# Problem description
Write out all of the records below precisely as given, omitting the images.

╭─ Data supplied

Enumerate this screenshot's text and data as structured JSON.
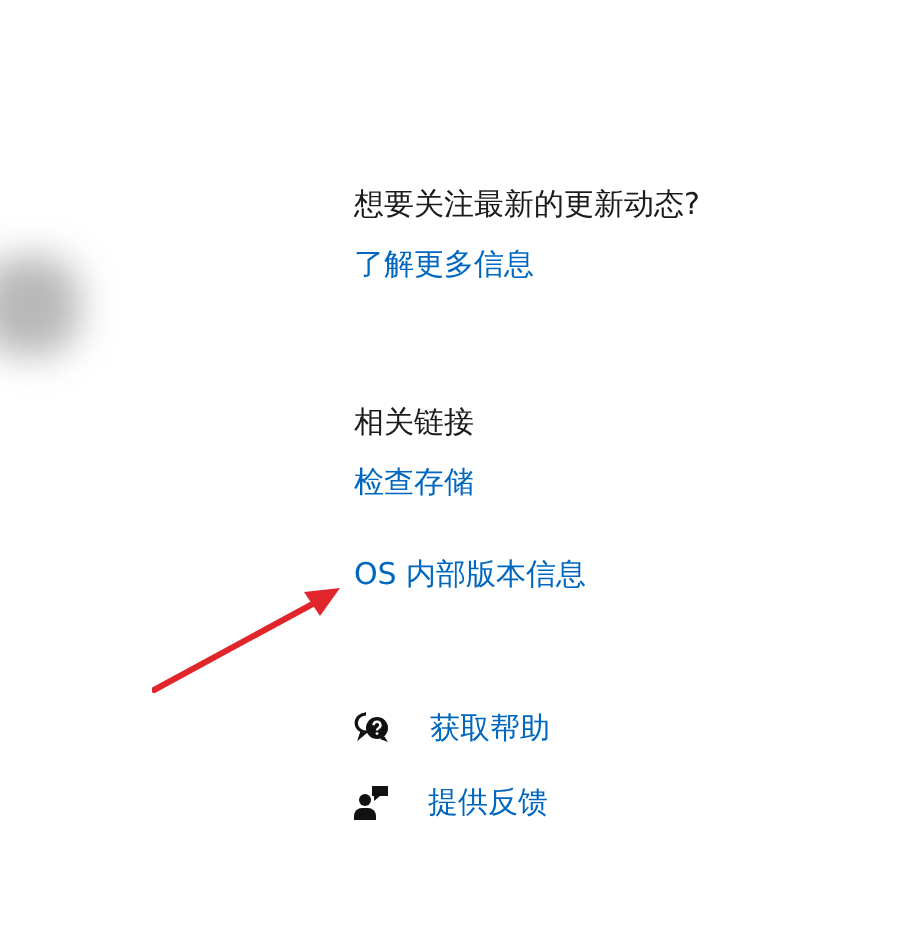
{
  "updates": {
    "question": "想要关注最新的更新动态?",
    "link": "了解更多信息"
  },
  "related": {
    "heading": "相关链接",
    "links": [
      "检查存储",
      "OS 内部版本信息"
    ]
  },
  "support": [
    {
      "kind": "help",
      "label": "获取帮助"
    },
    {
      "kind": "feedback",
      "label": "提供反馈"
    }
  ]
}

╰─

# Written response
Enumerate this screenshot's text and data as structured JSON.
{
  "updates": {
    "question": "想要关注最新的更新动态?",
    "link": "了解更多信息"
  },
  "related": {
    "heading": "相关链接",
    "links": [
      "检查存储",
      "OS 内部版本信息"
    ]
  },
  "support": [
    {
      "kind": "help",
      "label": "获取帮助"
    },
    {
      "kind": "feedback",
      "label": "提供反馈"
    }
  ]
}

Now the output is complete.